The objective of the study is to evaluate the acceptance and effect of type- specific HSV serologic testing of pregnant women on sexual behavior at the end of pregnancy.
The purposes of this study are: - To determine the accuracy of commercially available serologic assays in diagnosing patients with herpes simplex virus type 2 (HSV-2); - ...
Earlier protocol for cultivated oral mucosal epithelial transplantation (COMET) requires trypsin/EDTA to isolate epithelial cells from tissue, and uses murine 3T3 cells as feeder cells, wh...
A pancreatic trypsin inhibitor common to all mammals. It is secreted with the zymogens into the pancreatic juice. It is a protein composed of 56 amino acid residues and is different in amino acid composition and physiological activity from the Kunitz bovine pancreatic trypsin inhibitor (APROTININ).
Serine proteinase inhibitors which inhibit trypsin. They may be endogenous or exogenous compounds.
A high-molecular-weight protein (approximately 22,500) containing 198 amino acid residues. It is a strong inhibitor of trypsin and human plasmin.
A family of trypsin-like SERINE ENDOPEPTIDASES that are expressed in a variety of cell types including human prostate epithelial cells. They are formed from tissue prokallikrein by action with TRYPSIN. They are highly similar to PROSTATE-SPECIFIC ANTIGEN. EC 22.214.171.124.
A low-molecular-weight protein (minimum molecular weight 8000) which has the ability to inhibit trypsin as well as chymotrypsin at independent binding sites. It is characterized by a high cystine content and the absence of glycine.
Enzymes are proteins that catalyze (i.e., increase the rates of) chemical reactions. In enzymatic reactions, the molecules at the beginning of the process, called substrates, are converted into different molecules, called products. Almost all chemical re...

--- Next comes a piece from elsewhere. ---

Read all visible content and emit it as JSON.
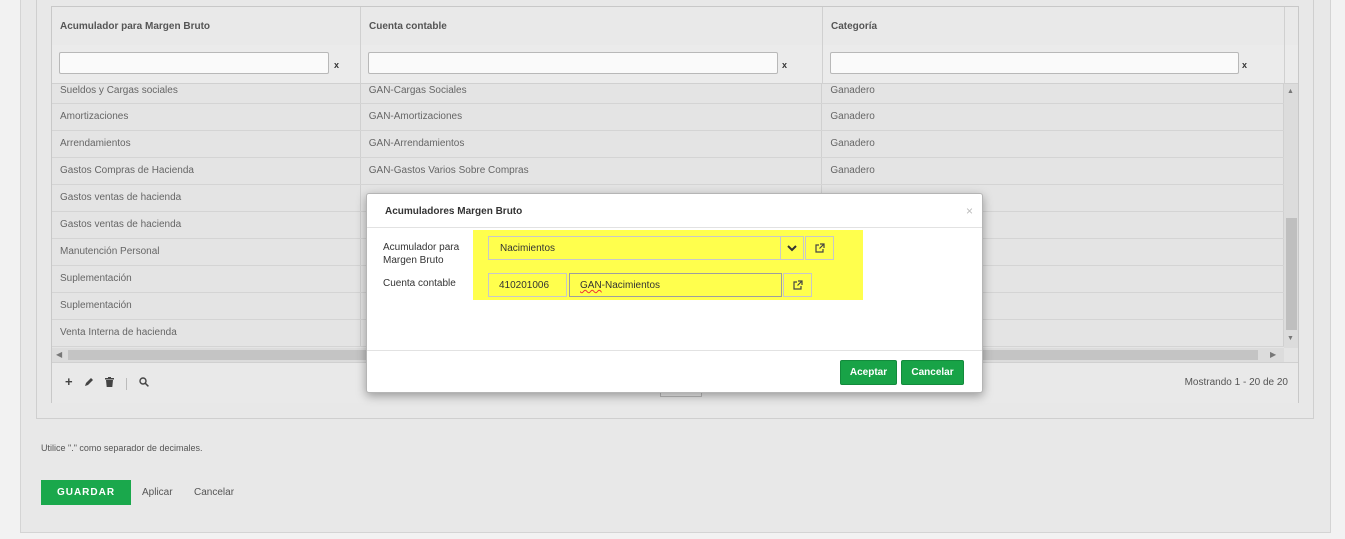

An antibody is a protein produced by the body's immune system when it detects harmful substances, called antigens. Examples of antigens include microorganisms (such as bacteria, fungi, parasites, and viruses) and chemicals. Antibodies may be produc...